As reported in Fast Company, RichRelevance and Overstock.com teamed up to offer up to a $1,000,000 prize for improving “its recommendation engine by 10 percent or more.”
If You Liked Netflix, You Might Also Like Overstock
When I first read a summary of this contest, it appeared they were following in Netflix’s footsteps right down to releasing user data sans names. This did not end well for Netflix’s users or for Netflix. Narayanan and Shmatikov were able to re-identify Netflix users using the contest dataset, and their research contributed greatly to Ohm’s work on de-anonimization. After running the contest a second time, Netflix terminated it early in the face of FTC attention and a lawsuit that they settled out of court.
This time, Overstock is providing “synthetic data” to contest entrants, then testing submitted algorithms against unreleased real data. Tag line: “If you can’t bring the data to the code, bring the code to the data.” Hmm. An interesting idea, but short on a few details around the sharp edges that jump out as highest concern. I look forward to getting the time to play with the system and dataset. What is good news is seeing companies recognize privacy concerns and respond with something interesting and new.

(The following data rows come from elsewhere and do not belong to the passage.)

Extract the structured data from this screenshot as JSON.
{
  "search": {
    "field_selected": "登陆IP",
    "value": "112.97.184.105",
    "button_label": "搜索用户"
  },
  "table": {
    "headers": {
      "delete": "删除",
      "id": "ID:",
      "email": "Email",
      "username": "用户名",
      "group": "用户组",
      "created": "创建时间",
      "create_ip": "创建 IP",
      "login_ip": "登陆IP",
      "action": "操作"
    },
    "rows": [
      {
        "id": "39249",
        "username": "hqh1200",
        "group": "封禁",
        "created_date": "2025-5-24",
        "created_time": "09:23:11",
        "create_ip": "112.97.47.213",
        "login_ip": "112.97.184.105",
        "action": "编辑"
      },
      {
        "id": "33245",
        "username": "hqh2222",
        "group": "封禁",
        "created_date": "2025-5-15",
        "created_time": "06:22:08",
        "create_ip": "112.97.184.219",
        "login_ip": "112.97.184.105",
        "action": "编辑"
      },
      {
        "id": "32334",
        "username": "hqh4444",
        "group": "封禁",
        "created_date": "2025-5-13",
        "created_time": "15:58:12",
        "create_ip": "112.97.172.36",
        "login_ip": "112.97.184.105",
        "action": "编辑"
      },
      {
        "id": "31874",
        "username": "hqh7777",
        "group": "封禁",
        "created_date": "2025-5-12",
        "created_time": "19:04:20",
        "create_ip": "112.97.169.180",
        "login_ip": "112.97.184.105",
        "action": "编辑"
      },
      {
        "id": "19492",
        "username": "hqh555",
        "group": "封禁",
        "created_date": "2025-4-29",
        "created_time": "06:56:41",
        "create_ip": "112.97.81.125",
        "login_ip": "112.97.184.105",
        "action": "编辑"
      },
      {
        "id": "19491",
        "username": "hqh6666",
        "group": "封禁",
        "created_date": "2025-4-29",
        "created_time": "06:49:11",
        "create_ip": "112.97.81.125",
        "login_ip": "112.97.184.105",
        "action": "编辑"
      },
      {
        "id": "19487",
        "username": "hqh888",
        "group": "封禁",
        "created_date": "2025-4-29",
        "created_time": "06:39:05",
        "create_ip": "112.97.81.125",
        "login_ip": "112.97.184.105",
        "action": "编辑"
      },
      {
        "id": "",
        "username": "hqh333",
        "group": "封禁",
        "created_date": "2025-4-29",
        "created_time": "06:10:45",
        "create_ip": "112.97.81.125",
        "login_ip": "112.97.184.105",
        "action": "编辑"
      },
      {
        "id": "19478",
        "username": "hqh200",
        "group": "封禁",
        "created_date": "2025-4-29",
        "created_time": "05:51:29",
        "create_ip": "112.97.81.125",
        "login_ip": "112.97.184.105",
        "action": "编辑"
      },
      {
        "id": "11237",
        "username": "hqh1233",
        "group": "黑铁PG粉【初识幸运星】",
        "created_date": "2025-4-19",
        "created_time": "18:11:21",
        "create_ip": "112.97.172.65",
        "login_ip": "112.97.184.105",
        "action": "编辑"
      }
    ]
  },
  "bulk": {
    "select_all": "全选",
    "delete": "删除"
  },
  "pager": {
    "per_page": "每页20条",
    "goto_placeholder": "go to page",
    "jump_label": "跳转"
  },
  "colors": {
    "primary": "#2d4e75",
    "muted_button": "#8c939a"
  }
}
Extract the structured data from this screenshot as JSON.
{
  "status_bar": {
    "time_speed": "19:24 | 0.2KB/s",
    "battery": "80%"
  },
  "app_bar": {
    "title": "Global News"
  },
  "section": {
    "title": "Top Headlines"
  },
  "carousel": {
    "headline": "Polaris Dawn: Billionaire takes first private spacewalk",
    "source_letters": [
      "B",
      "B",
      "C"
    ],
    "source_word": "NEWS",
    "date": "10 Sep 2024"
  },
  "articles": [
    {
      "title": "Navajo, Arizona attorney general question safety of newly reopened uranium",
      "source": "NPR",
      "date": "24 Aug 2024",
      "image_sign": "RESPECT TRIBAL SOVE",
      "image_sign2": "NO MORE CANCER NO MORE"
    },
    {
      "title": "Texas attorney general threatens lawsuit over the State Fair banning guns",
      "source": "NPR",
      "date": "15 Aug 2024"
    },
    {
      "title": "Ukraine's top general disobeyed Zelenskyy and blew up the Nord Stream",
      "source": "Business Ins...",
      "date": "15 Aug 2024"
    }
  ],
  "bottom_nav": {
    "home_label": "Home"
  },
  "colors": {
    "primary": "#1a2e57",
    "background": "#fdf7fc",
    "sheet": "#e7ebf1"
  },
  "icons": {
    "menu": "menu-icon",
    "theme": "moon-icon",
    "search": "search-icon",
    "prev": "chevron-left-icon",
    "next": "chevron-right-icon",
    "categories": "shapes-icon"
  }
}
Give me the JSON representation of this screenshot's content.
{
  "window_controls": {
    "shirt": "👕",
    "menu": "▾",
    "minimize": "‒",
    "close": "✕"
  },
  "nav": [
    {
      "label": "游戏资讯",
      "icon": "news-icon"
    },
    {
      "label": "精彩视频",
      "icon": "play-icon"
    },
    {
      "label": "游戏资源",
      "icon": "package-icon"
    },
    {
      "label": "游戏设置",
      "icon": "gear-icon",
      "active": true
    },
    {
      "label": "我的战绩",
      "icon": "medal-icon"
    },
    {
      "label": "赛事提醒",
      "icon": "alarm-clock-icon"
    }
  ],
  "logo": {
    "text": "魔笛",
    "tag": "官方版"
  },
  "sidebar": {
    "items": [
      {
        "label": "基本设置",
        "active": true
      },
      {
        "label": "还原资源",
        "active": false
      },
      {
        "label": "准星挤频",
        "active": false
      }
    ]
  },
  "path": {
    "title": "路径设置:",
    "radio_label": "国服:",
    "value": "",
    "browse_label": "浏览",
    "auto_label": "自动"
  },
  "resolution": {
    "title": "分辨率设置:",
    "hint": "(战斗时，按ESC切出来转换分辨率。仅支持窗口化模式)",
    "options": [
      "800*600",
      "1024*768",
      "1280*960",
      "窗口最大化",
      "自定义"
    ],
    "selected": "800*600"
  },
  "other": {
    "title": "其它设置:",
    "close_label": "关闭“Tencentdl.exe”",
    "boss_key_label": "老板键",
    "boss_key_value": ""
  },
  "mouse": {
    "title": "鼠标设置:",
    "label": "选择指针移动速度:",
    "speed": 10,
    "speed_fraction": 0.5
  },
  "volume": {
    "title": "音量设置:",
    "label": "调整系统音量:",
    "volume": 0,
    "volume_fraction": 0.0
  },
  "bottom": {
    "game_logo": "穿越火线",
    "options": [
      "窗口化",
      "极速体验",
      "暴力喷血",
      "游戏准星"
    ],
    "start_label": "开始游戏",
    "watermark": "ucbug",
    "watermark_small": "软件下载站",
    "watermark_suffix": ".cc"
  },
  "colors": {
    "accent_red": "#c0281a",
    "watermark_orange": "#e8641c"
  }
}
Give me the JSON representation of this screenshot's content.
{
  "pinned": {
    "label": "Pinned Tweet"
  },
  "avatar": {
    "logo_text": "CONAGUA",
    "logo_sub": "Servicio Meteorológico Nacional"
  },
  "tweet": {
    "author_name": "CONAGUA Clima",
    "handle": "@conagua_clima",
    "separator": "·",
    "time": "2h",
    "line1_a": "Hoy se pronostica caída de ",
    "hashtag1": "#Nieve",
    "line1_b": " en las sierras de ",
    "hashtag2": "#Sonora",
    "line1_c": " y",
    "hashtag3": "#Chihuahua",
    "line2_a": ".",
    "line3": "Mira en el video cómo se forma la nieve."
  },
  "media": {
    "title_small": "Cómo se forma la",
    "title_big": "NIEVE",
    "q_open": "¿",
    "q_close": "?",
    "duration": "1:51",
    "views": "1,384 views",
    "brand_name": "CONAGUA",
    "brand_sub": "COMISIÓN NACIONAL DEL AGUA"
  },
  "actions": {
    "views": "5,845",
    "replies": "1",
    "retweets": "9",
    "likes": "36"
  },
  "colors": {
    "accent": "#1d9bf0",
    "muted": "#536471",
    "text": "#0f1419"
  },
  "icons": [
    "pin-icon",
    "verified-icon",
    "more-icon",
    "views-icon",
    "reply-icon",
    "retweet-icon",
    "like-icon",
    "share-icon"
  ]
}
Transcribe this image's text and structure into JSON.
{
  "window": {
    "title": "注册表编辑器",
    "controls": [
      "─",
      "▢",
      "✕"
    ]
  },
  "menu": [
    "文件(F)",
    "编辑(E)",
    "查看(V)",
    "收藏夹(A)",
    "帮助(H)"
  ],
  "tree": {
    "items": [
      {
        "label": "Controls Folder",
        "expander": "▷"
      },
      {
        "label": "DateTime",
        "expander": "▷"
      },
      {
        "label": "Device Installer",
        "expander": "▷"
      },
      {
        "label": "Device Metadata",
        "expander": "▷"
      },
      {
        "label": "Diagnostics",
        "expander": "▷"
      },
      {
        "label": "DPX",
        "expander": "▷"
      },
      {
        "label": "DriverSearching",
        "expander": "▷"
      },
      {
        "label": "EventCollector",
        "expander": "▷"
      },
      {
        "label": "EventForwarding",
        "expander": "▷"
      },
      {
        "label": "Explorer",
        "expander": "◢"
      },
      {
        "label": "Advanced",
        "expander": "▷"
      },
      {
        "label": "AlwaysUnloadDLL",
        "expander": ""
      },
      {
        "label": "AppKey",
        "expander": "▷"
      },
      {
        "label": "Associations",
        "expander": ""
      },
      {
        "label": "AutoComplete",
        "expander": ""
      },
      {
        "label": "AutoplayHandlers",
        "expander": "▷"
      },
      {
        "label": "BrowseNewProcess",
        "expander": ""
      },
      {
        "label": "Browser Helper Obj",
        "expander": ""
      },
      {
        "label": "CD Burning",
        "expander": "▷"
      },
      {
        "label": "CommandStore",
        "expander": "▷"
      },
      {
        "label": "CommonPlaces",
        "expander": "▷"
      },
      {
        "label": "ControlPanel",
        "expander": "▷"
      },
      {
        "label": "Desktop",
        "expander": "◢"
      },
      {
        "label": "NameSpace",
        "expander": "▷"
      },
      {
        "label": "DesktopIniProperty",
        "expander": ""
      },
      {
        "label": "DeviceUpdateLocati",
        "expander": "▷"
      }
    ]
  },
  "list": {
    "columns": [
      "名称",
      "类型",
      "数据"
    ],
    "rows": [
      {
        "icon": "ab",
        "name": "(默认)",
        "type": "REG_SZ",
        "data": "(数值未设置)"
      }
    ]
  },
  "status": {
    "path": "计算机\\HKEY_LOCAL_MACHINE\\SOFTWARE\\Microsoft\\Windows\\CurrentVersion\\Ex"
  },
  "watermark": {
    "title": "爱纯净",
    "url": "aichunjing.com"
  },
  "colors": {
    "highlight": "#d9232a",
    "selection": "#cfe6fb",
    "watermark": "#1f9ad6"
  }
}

That is, at least, a move in the right direction.
Place your bets now on which happens first: a contest winner with a 10% boost to sales, or researchers finding ways to re-identify at least 10% of the data?